The task >>
Please return every line of the records below that holds the word "description".

Dataset: Begin

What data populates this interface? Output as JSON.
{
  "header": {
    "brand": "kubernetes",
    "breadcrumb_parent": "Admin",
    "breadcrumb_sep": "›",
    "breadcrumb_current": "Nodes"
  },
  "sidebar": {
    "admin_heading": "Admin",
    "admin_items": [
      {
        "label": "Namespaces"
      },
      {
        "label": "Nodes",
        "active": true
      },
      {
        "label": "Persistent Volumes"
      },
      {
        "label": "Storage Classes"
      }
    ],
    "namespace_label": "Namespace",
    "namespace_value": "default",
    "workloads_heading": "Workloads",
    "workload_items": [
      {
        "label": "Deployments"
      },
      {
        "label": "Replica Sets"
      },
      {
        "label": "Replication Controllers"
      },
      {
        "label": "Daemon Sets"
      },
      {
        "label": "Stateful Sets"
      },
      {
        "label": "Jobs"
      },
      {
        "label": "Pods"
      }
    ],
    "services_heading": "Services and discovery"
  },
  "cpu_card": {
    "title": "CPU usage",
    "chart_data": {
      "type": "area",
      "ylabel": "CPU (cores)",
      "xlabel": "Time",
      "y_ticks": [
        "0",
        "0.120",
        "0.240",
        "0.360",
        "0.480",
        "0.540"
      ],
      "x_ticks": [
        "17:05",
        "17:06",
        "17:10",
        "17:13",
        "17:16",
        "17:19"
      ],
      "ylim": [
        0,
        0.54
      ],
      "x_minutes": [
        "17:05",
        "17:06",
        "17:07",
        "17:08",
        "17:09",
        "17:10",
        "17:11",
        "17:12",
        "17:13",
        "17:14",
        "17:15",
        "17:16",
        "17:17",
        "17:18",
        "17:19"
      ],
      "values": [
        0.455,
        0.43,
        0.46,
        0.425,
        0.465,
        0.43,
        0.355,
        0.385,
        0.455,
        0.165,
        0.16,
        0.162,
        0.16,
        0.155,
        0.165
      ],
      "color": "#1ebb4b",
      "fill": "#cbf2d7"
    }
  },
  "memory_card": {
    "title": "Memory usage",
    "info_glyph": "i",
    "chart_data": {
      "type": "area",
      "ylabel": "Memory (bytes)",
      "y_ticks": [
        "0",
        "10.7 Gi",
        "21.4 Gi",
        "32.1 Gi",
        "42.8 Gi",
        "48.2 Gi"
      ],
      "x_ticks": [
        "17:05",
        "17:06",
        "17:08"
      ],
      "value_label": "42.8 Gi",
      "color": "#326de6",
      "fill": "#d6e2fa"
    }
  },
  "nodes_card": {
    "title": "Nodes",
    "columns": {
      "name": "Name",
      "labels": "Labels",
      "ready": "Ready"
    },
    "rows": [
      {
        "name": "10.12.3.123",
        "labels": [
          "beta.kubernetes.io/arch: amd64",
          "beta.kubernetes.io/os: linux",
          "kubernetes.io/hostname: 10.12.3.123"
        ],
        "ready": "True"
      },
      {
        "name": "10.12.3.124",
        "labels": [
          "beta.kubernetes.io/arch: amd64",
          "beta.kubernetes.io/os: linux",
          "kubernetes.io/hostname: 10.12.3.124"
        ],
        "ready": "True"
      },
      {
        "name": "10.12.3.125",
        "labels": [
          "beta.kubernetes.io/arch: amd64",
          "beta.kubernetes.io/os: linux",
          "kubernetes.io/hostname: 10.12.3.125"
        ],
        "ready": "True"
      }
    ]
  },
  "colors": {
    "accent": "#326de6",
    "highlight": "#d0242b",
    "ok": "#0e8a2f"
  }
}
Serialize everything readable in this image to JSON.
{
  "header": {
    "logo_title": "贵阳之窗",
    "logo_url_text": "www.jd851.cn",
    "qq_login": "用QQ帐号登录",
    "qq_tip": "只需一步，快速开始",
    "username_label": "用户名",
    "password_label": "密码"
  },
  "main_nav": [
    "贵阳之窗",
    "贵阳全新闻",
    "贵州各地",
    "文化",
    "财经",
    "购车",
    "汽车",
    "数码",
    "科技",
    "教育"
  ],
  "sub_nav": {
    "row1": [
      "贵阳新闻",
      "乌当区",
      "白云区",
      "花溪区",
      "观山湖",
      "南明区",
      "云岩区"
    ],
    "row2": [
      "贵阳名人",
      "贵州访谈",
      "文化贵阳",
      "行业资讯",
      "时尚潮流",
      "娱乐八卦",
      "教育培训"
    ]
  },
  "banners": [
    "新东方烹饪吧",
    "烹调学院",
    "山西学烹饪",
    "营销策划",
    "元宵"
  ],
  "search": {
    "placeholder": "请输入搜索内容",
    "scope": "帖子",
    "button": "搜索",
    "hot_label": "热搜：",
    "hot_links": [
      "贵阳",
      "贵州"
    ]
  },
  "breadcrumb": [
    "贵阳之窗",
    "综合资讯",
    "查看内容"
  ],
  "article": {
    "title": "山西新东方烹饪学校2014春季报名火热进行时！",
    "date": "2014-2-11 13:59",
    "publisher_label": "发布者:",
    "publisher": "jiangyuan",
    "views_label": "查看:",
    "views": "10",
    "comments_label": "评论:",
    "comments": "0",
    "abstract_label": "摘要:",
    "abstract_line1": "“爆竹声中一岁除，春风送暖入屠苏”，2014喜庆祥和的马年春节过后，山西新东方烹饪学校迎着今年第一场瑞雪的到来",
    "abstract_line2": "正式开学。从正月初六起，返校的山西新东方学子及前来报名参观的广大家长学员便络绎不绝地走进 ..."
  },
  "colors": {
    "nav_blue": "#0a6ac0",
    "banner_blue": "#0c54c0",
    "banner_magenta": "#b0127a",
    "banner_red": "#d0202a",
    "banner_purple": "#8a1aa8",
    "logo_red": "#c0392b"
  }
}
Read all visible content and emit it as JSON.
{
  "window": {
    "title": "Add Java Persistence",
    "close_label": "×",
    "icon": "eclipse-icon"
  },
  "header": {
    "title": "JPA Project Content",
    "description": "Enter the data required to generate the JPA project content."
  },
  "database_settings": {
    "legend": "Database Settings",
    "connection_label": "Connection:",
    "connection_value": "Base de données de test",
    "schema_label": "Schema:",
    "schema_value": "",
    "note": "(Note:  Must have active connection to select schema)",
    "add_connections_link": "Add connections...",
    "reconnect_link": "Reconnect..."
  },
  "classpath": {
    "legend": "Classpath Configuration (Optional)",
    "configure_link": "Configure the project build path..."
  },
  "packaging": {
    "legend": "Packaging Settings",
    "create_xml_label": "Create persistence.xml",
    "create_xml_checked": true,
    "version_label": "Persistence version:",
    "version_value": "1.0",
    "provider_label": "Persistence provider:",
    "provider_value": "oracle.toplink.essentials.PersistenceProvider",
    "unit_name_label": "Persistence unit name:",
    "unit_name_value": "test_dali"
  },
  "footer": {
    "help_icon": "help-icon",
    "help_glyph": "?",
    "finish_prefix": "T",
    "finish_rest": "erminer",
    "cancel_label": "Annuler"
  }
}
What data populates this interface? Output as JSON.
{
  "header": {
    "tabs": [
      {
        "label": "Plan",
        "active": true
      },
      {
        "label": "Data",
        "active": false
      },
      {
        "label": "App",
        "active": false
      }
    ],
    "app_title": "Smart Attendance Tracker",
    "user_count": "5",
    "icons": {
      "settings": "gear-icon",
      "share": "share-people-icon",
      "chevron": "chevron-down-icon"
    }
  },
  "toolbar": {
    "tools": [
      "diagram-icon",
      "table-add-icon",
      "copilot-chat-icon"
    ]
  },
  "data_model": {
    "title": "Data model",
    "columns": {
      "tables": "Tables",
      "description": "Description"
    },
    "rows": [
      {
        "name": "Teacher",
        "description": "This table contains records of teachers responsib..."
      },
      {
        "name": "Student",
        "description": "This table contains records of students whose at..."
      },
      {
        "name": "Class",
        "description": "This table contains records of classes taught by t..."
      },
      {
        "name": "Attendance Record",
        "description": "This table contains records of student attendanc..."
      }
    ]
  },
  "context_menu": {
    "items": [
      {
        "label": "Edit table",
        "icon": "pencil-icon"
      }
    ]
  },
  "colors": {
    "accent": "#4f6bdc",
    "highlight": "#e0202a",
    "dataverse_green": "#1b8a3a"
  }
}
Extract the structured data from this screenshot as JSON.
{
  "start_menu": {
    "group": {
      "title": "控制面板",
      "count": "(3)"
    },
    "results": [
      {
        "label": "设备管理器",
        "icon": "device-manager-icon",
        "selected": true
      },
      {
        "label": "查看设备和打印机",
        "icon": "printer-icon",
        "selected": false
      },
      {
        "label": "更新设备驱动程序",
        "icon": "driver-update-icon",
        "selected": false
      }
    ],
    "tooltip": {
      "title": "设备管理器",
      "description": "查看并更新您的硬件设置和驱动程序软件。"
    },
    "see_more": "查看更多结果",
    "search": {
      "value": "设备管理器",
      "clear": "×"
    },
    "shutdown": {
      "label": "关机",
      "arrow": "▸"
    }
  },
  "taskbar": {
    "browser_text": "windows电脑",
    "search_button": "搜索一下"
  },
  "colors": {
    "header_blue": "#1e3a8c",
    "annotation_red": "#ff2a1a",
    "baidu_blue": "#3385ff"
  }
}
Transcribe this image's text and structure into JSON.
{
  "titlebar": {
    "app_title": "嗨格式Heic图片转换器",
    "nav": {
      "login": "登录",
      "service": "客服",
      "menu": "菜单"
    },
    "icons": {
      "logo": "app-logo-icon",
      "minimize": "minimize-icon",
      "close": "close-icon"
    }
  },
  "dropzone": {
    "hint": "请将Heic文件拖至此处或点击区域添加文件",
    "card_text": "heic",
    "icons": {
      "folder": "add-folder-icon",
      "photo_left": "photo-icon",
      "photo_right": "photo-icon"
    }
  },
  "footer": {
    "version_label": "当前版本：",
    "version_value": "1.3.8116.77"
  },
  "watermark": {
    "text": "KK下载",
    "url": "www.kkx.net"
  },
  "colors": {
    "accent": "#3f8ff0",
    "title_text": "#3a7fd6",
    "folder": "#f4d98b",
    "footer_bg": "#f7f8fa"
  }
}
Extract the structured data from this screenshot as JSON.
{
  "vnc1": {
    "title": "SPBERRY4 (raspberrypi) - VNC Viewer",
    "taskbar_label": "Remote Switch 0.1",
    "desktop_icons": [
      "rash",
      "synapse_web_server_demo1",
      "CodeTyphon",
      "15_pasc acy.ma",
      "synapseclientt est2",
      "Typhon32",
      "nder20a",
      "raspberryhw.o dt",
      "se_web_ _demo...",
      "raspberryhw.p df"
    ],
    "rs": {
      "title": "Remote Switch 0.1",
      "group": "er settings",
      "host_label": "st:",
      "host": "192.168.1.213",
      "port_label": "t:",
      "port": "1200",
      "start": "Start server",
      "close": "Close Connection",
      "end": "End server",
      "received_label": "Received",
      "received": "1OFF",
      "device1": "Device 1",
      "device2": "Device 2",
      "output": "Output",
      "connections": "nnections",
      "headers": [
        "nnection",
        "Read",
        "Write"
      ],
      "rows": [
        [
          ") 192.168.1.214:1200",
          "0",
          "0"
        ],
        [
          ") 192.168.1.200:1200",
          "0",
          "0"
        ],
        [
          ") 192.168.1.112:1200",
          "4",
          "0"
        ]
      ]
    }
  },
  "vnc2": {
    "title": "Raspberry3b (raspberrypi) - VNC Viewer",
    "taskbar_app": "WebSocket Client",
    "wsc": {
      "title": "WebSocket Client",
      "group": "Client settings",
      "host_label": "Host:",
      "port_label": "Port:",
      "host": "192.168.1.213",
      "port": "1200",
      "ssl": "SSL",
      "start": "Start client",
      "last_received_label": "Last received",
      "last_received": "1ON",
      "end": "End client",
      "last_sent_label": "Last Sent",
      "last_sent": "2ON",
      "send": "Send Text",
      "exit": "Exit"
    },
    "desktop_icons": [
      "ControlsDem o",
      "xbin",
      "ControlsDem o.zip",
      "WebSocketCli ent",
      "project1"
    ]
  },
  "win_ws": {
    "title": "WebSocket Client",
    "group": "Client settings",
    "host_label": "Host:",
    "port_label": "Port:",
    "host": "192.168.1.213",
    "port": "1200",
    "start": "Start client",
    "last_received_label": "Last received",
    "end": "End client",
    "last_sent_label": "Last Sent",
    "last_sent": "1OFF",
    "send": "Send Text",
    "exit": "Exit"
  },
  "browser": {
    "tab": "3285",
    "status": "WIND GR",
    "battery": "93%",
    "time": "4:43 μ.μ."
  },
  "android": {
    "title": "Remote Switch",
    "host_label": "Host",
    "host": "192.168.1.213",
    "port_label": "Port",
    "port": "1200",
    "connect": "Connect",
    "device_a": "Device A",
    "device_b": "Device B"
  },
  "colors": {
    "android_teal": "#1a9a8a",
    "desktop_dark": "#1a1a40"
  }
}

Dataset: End

Exercise result >>
    "description": "Enter the data required to generate the JPA project content."
      "description": "Description"
        "description": "This table contains records of teachers responsib..."
        "description": "This table contains records of students whose at..."
        "description": "This table contains records of classes taught by t..."
        "description": "This table contains records of student attendanc..."
      "description": "查看并更新您的硬件设置和驱动程序软件。"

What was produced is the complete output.